** EXERCISE GOAL **
Will you output all of the data below exactly, omitting the images?
---
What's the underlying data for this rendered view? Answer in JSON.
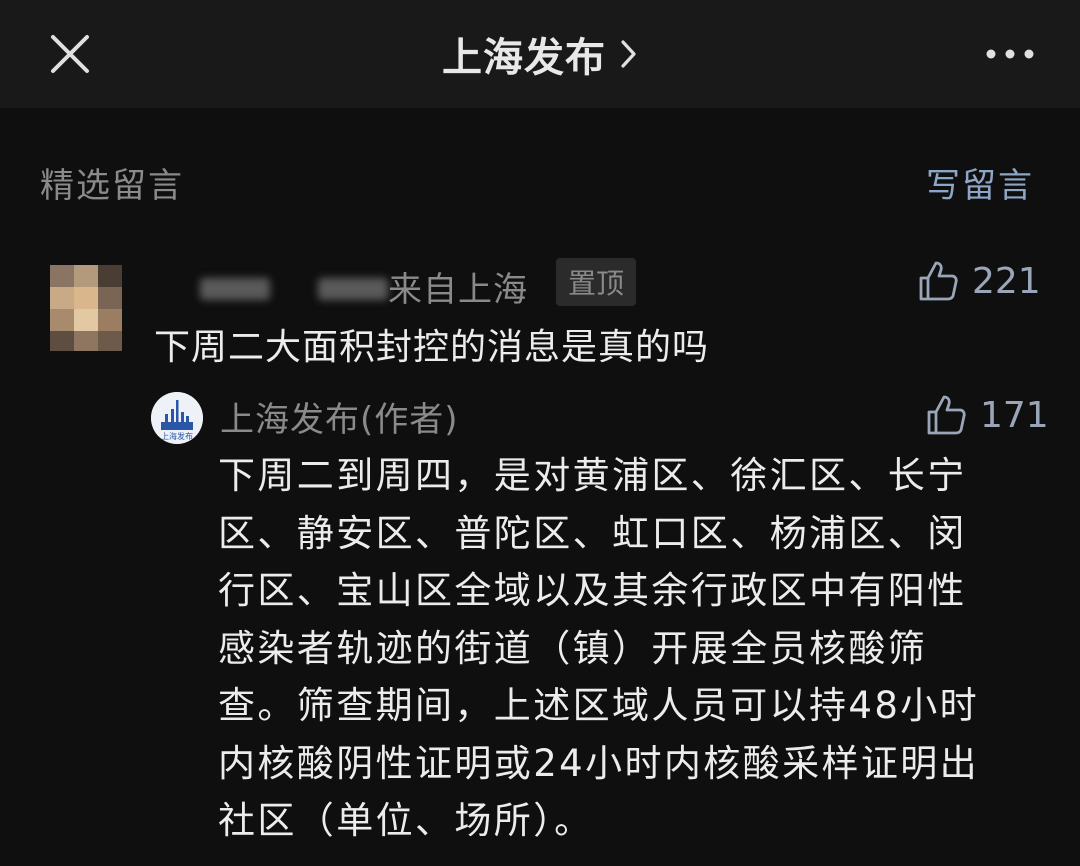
{
  "header": {
    "title": "上海发布",
    "close_icon": "close-icon",
    "chevron_icon": "chevron-right-icon",
    "more_icon": "more-dots-icon"
  },
  "section": {
    "label": "精选留言",
    "write_label": "写留言"
  },
  "comment": {
    "from_text": "来自上海",
    "pinned_label": "置顶",
    "likes": "221",
    "text": "下周二大面积封控的消息是真的吗"
  },
  "reply": {
    "author": "上海发布(作者)",
    "likes": "171",
    "lines": [
      "下周二到周四，是对黄浦区、徐汇区、长宁",
      "区、静安区、普陀区、虹口区、杨浦区、闵",
      "行区、宝山区全域以及其余行政区中有阳性",
      "感染者轨迹的街道（镇）开展全员核酸筛",
      "查。筛查期间，上述区域人员可以持48小时",
      "内核酸阴性证明或24小时内核酸采样证明出",
      "社区（单位、场所）。"
    ]
  },
  "colors": {
    "background": "#0f0f0f",
    "topbar": "#191919",
    "link_blue": "#8ea6c6",
    "muted": "#8a8a8a"
  }
}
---
** RESULT FOR THIS EXERCISE **
What's the underlying data for this rendered view? Answer in JSON.
{
  "header": {
    "title": "上海发布",
    "close_icon": "close-icon",
    "chevron_icon": "chevron-right-icon",
    "more_icon": "more-dots-icon"
  },
  "section": {
    "label": "精选留言",
    "write_label": "写留言"
  },
  "comment": {
    "from_text": "来自上海",
    "pinned_label": "置顶",
    "likes": "221",
    "text": "下周二大面积封控的消息是真的吗"
  },
  "reply": {
    "author": "上海发布(作者)",
    "likes": "171",
    "lines": [
      "下周二到周四，是对黄浦区、徐汇区、长宁",
      "区、静安区、普陀区、虹口区、杨浦区、闵",
      "行区、宝山区全域以及其余行政区中有阳性",
      "感染者轨迹的街道（镇）开展全员核酸筛",
      "查。筛查期间，上述区域人员可以持48小时",
      "内核酸阴性证明或24小时内核酸采样证明出",
      "社区（单位、场所）。"
    ]
  },
  "colors": {
    "background": "#0f0f0f",
    "topbar": "#191919",
    "link_blue": "#8ea6c6",
    "muted": "#8a8a8a"
  }
}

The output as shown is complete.